> **Data extracts**
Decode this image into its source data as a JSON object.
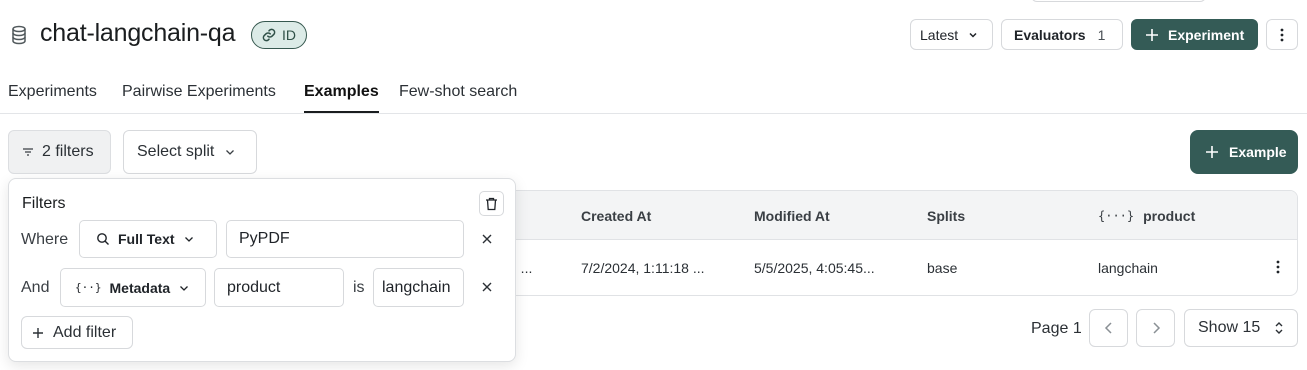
{
  "header": {
    "title": "chat-langchain-qa",
    "id_badge": "ID",
    "latest_label": "Latest",
    "evaluators_label": "Evaluators",
    "evaluators_count": "1",
    "experiment_label": "Experiment"
  },
  "tabs": [
    {
      "label": "Experiments"
    },
    {
      "label": "Pairwise Experiments"
    },
    {
      "label": "Examples",
      "active": true
    },
    {
      "label": "Few-shot search"
    }
  ],
  "toolbar": {
    "filters_label": "2 filters",
    "split_label": "Select split",
    "example_label": "Example"
  },
  "table": {
    "headers": [
      "Created At",
      "Modified At",
      "Splits",
      "product"
    ],
    "rows": [
      {
        "truncated_prefix": "n ...",
        "created_at": "7/2/2024, 1:11:18 ...",
        "modified_at": "5/5/2025, 4:05:45...",
        "splits": "base",
        "product": "langchain"
      }
    ]
  },
  "pagination": {
    "page_label": "Page 1",
    "show_label": "Show 15"
  },
  "filter_popover": {
    "title": "Filters",
    "rows": [
      {
        "connector": "Where",
        "type": "Full Text",
        "value": "PyPDF"
      },
      {
        "connector": "And",
        "type": "Metadata",
        "key": "product",
        "operator": "is",
        "value": "langchain"
      }
    ],
    "add_label": "Add filter"
  },
  "colors": {
    "primary": "#345b56",
    "badge_bg": "#dcebe7"
  }
}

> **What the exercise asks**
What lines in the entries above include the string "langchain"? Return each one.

> **Answer area**
    "title": "chat-langchain-qa",
        "product": "langchain"
        "value": "langchain"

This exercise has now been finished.